Content starts

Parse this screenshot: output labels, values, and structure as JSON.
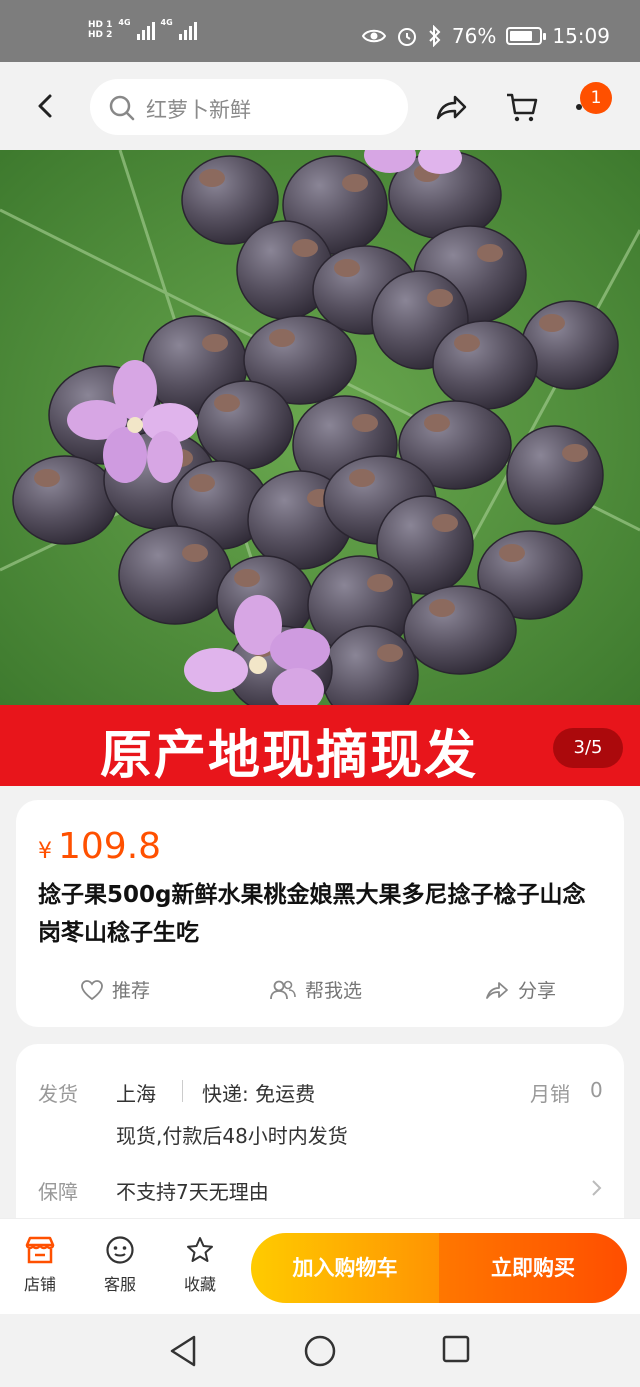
{
  "status_bar": {
    "sim1": "HD 1",
    "sim2": "HD 2",
    "net1": "4G",
    "net2": "4G",
    "battery_percent_text": "76%",
    "battery_level": 0.76,
    "time": "15:09"
  },
  "header": {
    "search_placeholder": "红萝卜新鲜",
    "cart_badge": "1"
  },
  "gallery": {
    "banner_text": "原产地现摘现发",
    "counter": "3/5"
  },
  "product": {
    "currency": "¥",
    "price": "109.8",
    "title": "捻子果500g新鲜水果桃金娘黑大果多尼捻子棯子山念岗苳山稔子生吃",
    "actions": [
      {
        "label": "推荐"
      },
      {
        "label": "帮我选"
      },
      {
        "label": "分享"
      }
    ]
  },
  "shipping": {
    "ship_label": "发货",
    "origin": "上海",
    "express": "快递: 免运费",
    "monthly_sales_label": "月销",
    "monthly_sales": "0",
    "delivery_note": "现货,付款后48小时内发货",
    "guarantee_label": "保障",
    "guarantee_text": "不支持7天无理由"
  },
  "bottom_bar": {
    "tabs": [
      {
        "label": "店铺"
      },
      {
        "label": "客服"
      },
      {
        "label": "收藏"
      }
    ],
    "add_to_cart": "加入购物车",
    "buy_now": "立即购买"
  },
  "colors": {
    "accent": "#ff5000",
    "banner": "#e8151b",
    "cart_button": "#ffb400",
    "buy_button": "#ff5a00"
  }
}
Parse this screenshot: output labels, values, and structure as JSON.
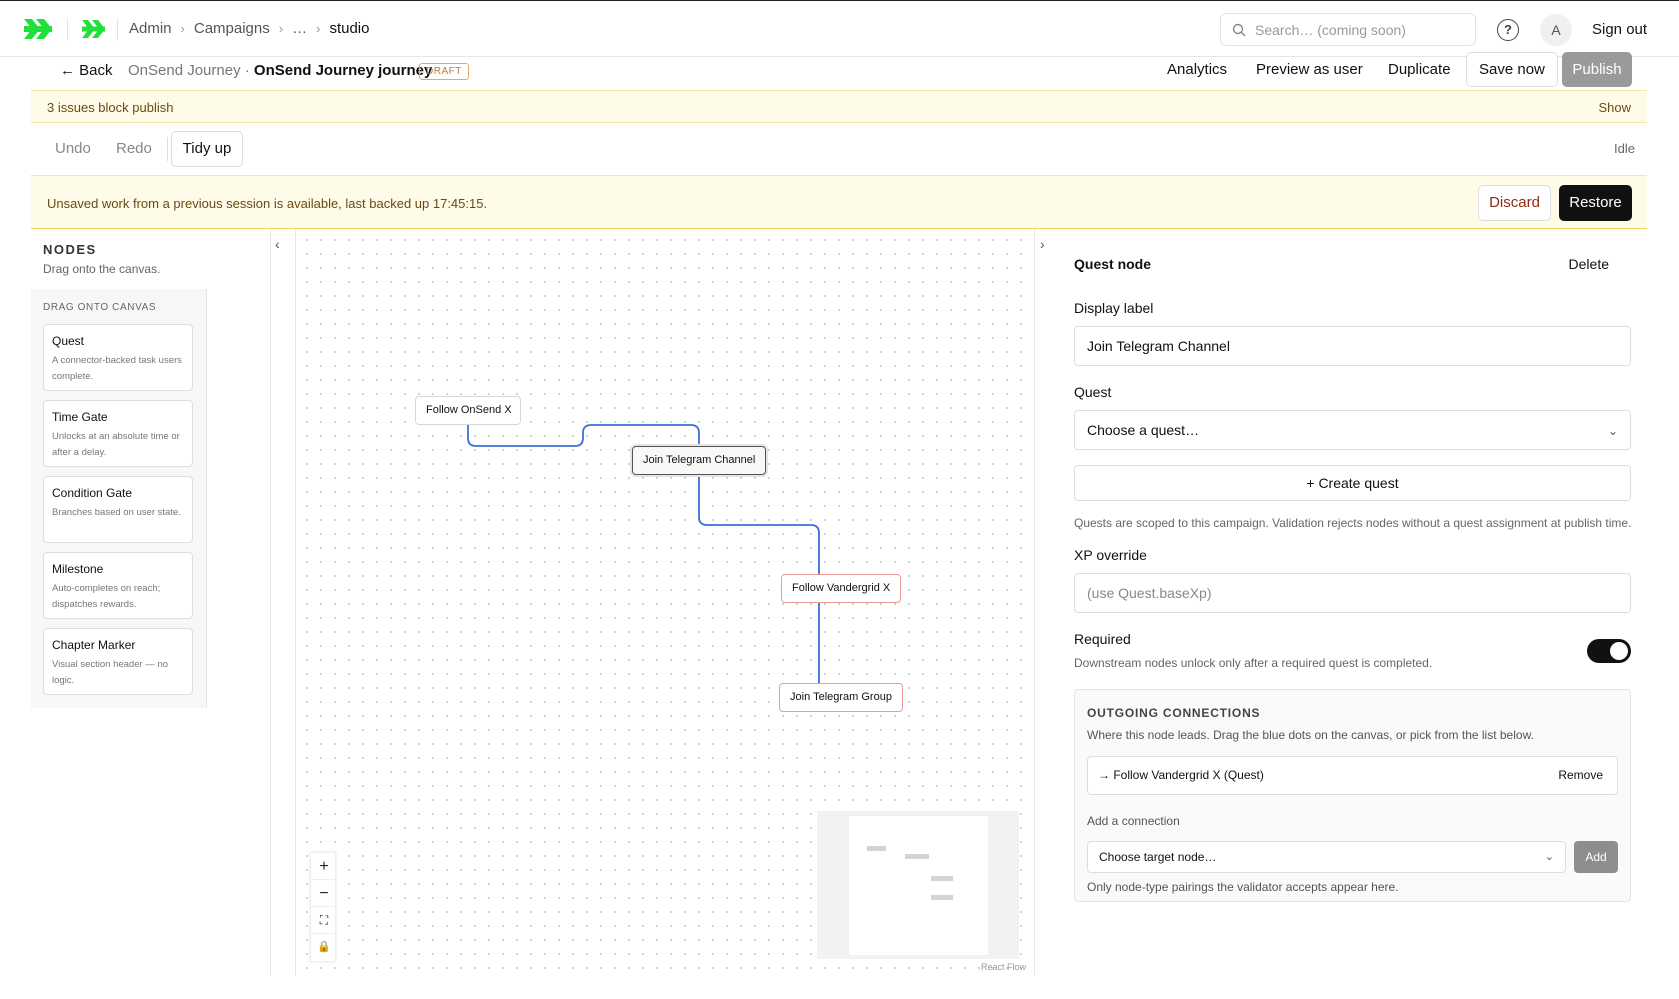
{
  "header": {
    "breadcrumbs": [
      "Admin",
      "Campaigns",
      "…",
      "studio"
    ],
    "search_placeholder": "Search… (coming soon)",
    "help_label": "?",
    "avatar_initial": "A",
    "sign_out": "Sign out",
    "brand_color": "#22e03a"
  },
  "studio": {
    "back": "← Back",
    "campaign": "OnSend Journey ·",
    "journey": "OnSend Journey journey",
    "badge": "DRAFT",
    "actions": {
      "analytics": "Analytics",
      "preview": "Preview as user",
      "duplicate": "Duplicate",
      "save": "Save now",
      "publish": "Publish"
    }
  },
  "issues": {
    "text": "3 issues block publish",
    "show": "Show"
  },
  "toolbar": {
    "undo": "Undo",
    "redo": "Redo",
    "tidy": "Tidy up",
    "status": "Idle"
  },
  "unsaved": {
    "text": "Unsaved work from a previous session is available, last backed up 17:45:15.",
    "discard": "Discard",
    "restore": "Restore"
  },
  "palette": {
    "title": "NODES",
    "subtitle": "Drag onto the canvas.",
    "box_title": "DRAG ONTO CANVAS",
    "items": [
      {
        "title": "Quest",
        "desc": "A connector-backed task users complete."
      },
      {
        "title": "Time Gate",
        "desc": "Unlocks at an absolute time or after a delay."
      },
      {
        "title": "Condition Gate",
        "desc": "Branches based on user state."
      },
      {
        "title": "Milestone",
        "desc": "Auto-completes on reach; dispatches rewards."
      },
      {
        "title": "Chapter Marker",
        "desc": "Visual section header — no logic."
      }
    ]
  },
  "canvas": {
    "nodes": [
      "Follow OnSend X",
      "Join Telegram Channel",
      "Follow Vandergrid X",
      "Join Telegram Group"
    ],
    "edge_color": "#3b6fd6",
    "attribution": "React Flow",
    "controls": [
      "+",
      "−",
      "⛶",
      "🔒"
    ]
  },
  "panel": {
    "title": "Quest node",
    "delete": "Delete",
    "display_label_label": "Display label",
    "display_label_value": "Join Telegram Channel",
    "quest_label": "Quest",
    "quest_value": "Choose a quest…",
    "create_quest": "+ Create quest",
    "quest_help": "Quests are scoped to this campaign. Validation rejects nodes without a quest assignment at publish time.",
    "xp_label": "XP override",
    "xp_placeholder": "(use Quest.baseXp)",
    "required_label": "Required",
    "required_help": "Downstream nodes unlock only after a required quest is completed.",
    "required_on": true,
    "outgoing": {
      "title": "OUTGOING CONNECTIONS",
      "subtitle": "Where this node leads. Drag the blue dots on the canvas, or pick from the list below.",
      "connection": "→ Follow Vandergrid X (Quest)",
      "remove": "Remove",
      "add_label": "Add a connection",
      "target_placeholder": "Choose target node…",
      "add_button": "Add",
      "note": "Only node-type pairings the validator accepts appear here."
    }
  }
}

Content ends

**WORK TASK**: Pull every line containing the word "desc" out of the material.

**PROBLEM SOLUTION**:
        "desc": "A connector-backed task users complete."
        "desc": "Unlocks at an absolute time or after a delay."
        "desc": "Branches based on user state."
        "desc": "Auto-completes on reach; dispatches rewards."
        "desc": "Visual section header — no logic."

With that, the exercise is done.